I Will Not Buy You Cigarettes
A lesson in listening to my gut.
Throughout the course of 2017, I had three different men call me when I was on my way to meet them, asking if I would be willing to stop and buy them a pack of cigarettes.
“I forgot to stop at a gas station earlier. Can you grab me a pack of cigs? I’ll pay you back, don’t worry!”
The first guy was someone I was meeting for a first date. I had just pulled into the parking lot of the restaurant, so the subject was dropped. He proceeded to talk about how terrible his ex was all through dinner, detailing all the awful things he believed she deserved, and I told him I was feeling too sick to go see a movie with him afterwards. I went home and never saw or heard from him again.
The second was a business contact that I would meet in Nashville from time to time. Most of the time he’d drop it right after I’d say I wasn’t comfortable with purchasing cigarettes, but sometimes he’d push, asking why. The one time he rode in my car with me, he complained the entire trip about the fact that I wouldn’t let him smoke, even if he rolled the window down.
The third was a guy I went on several dates with — before I cut him off after realizing he was not only emotionally manipulative, but physically abusive as well. He became angry every time I told him he couldn’t smoke in my car, and is somehow the one person I did eventually give in and buy a pack for. Despite his insistence that he would pay me back, he never did.
None of these men are a part of my life anymore. Cigarettes were obviously not the only reason for ending my relationships with them, or even anywhere close to the main reason. But the entitled behavior of these men in regards to their smoking habits — expecting a non-smoker to buy cigarettes for them, demanding to be allowed to smoke in my car despite knowing that I also work as a rideshare driver — is one of the things that seems most telling when I look back.

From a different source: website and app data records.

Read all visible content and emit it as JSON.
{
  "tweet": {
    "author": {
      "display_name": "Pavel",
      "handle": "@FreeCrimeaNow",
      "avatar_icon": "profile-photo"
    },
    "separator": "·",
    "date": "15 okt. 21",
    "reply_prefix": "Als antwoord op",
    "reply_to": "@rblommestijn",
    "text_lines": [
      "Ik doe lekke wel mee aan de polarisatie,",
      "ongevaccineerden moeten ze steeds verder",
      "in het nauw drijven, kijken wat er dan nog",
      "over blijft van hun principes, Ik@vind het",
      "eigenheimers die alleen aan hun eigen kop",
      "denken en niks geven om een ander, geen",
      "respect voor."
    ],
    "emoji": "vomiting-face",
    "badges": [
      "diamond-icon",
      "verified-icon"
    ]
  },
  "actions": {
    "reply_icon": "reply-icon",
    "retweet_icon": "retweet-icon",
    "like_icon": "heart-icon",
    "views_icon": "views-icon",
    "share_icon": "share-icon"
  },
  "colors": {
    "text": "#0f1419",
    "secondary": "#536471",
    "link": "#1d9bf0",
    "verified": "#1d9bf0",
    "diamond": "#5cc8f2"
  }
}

To me, it’s a matter of awareness and respect. You want to smoke cigarettes? Fine. We all have our vices, and I am of the opinion that you should do whatever you damn well please — as long as it doesn’t financially or negatively affect other people. If your friend were a recovering alcoholic, you wouldn’t ask them to buy you a six pack on the way over and then drink it in front of them. If your significant other were vegan, you wouldn’t ask them to buy you a cheeseburger and then offer them a bite as you chowed down. (Or maybe you would, and have hopefully asked these people how they feel about it. Sure, drinking alcohol in front of someone who’s sober or eating meat in front of a vegetarian isn’t going to physically affect their health like second-hand smoke — but it could potentially be emotionally distressing.)
Don’t misunderstand— this isn’t a diatribe against everyone who smokes. Several people I love very much are smokers, and I don’t mind if they smoke around me as long as I can sit upwind. These people are always very respectful of myself and any other friends who choose not to smoke. My concern is with people who show an obvious lack of awareness and respect for other people.
I’ve had to learn the hard way to trust my gut, even for seemingly small signs like this. In my experience, it seems clear that even the little things showing a lack of awareness and respect can manifest in other larger areas of their life as well. That’s why moving forward, it’s a boundary I personally have to set. Whether you’re a friend, family member, co-worker, or romantic partner: